first_imgby Tracy McCue, Sumner Newscow — The Wellington City Council has approved the transfer of $880,476 out of its contingency fund to Sumner Regional Medical Center to help the local healthcare facility pay some bills.The action came after two one-hour executive sessions to discuss confidential personnel matters and non-elected personnel at Tuesday’s meeting. Taking the recommendation of City Attorney Michael Brown, the funds will specifically be designated as follows:•$366,601 will go toward KPERS.•$365,523 will go towards the SRMC’s accounts payable;•$13,352 will go toward CERNA, the computer software;•$135,000 will go toward Impact Bank for loan payment.The council then voted to extend the city utility abatements for another six months. In its final course of action for the night, the council also voted to form a sub-committee which will include two council members and two members of the Wellington Healthcare Authority who will meet to deal with the financial dealings of SRMC on a periodical basis.The city currently has $1.7 million in its contingency fund, which is a rainy day type fund. With the allocation of $880,476 the fund has been cut in half. Interim City Manager Shane Shields said the council will need to take separate action to determine how to make up for those funds at a later date.The specifics on the fund allocation and the suddenness of such distribution were not discussed in public session.Council member John Brand said the hospital is at a crossroads, and the community will need to decide how much of a taxation commitment is needed for the long-term solution of SRMC.Council member B.J. Tracy said the council needs to set a community public forum to put everything out there on what is happening and to allow citizens to ask questions.“This has been a rough decision,” said Wellington City Council member Jim Valentine. “We all have to work on this together. I believe this is a positive move what happened tonight.••••• In other city business:•The council upped the pay of Shields to a level 25 salary which is a pay scale of 41 to 47 hourly range as long as he is serving in a city manager capacity.
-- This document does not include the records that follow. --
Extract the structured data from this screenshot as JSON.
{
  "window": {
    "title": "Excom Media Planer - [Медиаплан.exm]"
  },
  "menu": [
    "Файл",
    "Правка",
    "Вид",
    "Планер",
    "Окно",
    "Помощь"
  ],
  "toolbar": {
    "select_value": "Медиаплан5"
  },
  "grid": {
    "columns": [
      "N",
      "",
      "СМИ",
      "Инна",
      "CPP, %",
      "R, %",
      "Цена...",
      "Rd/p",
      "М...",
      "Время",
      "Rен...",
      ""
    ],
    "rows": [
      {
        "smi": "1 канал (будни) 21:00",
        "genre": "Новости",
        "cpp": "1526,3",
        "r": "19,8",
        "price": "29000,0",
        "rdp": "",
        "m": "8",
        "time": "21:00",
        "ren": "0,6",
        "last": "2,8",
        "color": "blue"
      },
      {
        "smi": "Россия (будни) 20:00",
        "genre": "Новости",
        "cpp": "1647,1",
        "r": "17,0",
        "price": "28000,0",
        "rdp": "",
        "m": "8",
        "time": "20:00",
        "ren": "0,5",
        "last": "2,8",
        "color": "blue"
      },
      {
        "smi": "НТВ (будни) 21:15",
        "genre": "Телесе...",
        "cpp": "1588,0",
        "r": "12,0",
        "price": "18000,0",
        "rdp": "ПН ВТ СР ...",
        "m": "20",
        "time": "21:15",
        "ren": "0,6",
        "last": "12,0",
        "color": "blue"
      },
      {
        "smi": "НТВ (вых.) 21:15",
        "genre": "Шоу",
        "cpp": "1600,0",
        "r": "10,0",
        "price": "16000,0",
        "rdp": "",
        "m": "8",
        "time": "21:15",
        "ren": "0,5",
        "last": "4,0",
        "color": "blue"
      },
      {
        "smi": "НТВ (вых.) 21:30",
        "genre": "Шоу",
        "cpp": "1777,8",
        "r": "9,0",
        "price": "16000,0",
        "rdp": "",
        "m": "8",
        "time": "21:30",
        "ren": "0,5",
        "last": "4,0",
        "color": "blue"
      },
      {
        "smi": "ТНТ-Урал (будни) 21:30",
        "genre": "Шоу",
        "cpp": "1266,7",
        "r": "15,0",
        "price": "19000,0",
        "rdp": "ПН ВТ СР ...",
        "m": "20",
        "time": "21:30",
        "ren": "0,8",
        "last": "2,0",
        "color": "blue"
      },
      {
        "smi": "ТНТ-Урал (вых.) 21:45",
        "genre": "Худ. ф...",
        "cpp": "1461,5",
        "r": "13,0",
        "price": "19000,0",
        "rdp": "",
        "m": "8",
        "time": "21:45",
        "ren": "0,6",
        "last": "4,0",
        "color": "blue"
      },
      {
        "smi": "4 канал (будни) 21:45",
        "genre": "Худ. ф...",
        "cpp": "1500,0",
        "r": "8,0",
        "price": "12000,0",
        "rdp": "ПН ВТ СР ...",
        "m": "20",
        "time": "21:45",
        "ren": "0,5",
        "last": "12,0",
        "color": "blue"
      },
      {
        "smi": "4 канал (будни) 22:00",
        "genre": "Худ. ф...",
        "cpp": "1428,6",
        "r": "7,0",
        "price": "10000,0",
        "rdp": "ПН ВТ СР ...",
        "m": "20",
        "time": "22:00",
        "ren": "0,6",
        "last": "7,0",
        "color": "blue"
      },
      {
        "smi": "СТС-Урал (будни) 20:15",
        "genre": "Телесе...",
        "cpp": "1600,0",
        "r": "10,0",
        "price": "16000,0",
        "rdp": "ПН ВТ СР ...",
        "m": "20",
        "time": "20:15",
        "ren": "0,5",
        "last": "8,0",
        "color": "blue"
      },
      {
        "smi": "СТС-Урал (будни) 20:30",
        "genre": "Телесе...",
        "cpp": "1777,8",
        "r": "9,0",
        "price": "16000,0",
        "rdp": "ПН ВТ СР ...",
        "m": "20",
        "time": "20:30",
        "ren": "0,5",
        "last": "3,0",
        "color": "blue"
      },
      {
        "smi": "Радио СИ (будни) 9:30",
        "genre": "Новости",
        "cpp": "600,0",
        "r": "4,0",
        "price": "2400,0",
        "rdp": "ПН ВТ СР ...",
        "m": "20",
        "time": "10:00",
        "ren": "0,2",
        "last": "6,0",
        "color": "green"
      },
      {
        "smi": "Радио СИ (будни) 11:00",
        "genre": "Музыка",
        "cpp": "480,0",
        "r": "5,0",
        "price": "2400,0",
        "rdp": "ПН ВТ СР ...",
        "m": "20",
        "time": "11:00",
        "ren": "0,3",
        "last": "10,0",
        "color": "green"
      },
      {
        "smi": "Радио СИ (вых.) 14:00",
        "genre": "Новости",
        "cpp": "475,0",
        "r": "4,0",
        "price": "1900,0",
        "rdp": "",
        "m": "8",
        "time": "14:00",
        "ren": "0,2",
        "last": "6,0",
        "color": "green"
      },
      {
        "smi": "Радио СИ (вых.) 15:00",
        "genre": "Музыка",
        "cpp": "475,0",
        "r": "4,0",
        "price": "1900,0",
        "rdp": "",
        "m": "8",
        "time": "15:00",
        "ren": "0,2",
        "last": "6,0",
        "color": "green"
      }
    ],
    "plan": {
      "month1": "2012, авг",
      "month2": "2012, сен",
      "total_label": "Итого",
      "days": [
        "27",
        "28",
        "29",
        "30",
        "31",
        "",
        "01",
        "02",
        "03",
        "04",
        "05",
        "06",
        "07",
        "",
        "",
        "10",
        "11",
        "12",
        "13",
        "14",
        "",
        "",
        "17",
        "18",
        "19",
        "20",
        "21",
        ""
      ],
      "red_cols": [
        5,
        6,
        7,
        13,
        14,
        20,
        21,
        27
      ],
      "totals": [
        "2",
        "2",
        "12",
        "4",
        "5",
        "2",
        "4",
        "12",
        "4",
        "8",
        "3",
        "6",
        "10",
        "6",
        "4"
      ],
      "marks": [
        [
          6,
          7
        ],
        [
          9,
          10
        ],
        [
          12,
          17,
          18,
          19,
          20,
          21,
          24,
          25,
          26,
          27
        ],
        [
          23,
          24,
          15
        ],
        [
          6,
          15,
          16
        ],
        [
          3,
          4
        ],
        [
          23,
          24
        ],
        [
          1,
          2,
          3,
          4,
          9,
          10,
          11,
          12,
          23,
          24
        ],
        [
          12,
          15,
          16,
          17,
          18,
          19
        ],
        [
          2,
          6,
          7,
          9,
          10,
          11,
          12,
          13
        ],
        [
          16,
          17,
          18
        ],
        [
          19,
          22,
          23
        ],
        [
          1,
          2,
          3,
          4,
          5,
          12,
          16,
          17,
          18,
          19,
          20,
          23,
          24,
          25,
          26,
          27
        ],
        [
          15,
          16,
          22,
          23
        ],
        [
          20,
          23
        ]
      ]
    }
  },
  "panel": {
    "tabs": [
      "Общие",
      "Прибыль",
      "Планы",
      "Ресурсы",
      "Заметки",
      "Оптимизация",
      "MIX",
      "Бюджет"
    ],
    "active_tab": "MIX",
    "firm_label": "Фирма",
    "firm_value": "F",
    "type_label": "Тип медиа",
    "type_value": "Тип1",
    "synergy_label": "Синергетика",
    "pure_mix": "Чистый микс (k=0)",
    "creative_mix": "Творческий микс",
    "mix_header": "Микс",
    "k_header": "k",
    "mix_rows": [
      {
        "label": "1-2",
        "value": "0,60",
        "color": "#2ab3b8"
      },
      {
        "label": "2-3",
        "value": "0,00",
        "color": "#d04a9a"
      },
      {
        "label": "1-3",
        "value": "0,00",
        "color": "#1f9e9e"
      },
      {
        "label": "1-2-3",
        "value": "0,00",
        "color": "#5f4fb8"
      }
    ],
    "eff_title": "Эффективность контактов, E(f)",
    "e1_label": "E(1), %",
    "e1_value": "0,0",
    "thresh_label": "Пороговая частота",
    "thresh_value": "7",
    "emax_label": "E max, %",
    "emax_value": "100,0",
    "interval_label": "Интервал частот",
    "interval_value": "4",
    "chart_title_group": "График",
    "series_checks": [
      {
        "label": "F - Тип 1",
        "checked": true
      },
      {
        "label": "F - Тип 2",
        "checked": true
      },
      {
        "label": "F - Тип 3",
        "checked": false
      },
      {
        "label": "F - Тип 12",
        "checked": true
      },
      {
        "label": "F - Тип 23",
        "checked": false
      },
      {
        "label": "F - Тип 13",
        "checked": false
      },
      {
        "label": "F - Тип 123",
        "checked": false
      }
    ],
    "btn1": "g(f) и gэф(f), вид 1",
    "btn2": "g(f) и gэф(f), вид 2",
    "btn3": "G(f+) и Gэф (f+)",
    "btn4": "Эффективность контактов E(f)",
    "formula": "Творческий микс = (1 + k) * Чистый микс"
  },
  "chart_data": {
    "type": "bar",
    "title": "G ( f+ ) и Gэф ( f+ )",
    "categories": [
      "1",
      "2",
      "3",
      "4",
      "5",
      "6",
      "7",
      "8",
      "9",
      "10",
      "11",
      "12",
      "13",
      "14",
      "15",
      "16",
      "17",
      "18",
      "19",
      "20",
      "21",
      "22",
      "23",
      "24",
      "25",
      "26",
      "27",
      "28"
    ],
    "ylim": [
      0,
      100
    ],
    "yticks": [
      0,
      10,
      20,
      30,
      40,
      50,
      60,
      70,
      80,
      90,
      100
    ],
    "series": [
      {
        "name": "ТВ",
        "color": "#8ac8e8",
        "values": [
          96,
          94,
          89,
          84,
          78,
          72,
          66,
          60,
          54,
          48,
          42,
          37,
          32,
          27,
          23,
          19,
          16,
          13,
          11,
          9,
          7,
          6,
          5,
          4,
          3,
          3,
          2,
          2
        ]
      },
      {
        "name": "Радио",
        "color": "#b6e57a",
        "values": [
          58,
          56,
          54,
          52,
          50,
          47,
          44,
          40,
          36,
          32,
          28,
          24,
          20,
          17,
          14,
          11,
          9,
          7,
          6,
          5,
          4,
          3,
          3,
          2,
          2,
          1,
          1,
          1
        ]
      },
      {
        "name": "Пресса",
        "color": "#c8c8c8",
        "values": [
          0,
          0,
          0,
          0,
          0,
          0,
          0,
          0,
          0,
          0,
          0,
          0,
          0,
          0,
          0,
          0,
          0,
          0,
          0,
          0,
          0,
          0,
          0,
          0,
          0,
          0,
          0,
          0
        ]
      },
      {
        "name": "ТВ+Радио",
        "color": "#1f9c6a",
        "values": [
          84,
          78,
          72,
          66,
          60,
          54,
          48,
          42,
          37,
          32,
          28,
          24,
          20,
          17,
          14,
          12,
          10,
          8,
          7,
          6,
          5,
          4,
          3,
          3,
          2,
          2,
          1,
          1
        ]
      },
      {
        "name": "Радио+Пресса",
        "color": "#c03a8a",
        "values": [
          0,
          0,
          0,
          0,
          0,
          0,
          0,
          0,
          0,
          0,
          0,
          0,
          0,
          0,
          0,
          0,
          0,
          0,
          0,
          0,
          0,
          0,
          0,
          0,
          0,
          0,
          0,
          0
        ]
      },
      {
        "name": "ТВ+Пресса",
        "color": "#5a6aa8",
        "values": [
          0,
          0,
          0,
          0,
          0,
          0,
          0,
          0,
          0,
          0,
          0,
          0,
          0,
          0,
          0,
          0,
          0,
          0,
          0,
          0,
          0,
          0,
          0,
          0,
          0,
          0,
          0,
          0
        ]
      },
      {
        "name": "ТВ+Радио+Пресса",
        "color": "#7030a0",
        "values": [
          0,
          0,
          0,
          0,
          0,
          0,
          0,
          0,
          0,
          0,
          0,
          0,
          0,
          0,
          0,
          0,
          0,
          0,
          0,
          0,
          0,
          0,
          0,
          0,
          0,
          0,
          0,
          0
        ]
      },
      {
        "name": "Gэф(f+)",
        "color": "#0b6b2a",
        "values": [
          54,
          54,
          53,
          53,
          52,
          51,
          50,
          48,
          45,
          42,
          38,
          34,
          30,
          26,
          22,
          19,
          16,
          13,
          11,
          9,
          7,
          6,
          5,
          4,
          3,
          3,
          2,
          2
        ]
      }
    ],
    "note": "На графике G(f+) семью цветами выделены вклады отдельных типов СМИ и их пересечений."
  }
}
Shields is serving both as a city manager and city clerk for the time being.•A work session has been set for June 16 at 5:30 p.m. to discuss the five-year Capital Improvement Plan.•Council member Jan Korte offered her support with getting H Street paved much like the recently completed street on Lincoln.•Council member B.J. Tracy recapped some of the activities going on at Memorial Auditorium including the restoring of the veteran’s room in the front entrance of the building, and the fact there were over 800 people who attended the Collin Raye concert.•Steve Mitchell, Director of the Sterling House, warned council members of the growing problem of people taking advantage of the elderly in the community.•Shields spoke of Mike Dwyer, a former member of the Wellington Park Board, for upgrading the “Welcome to Wellington” sign on the west side of town. Mayor Roger Stallbaumer said it was a generous donation of Dwyer’s time and financial commitment.•Wellington Public Works Director Jeremy Jones have identified 80-plus trip hazards in the sidewalks that need to be shaved to adhere to ADA requirements. The total cost is about $8,000 and will be completed before the Wheat Festival.•The council decided to not proceed with the demolishing of 611 W. 13th Street as the owner has demonstrated progress on the previously condemned project.Follow us on Twitter.last_img read more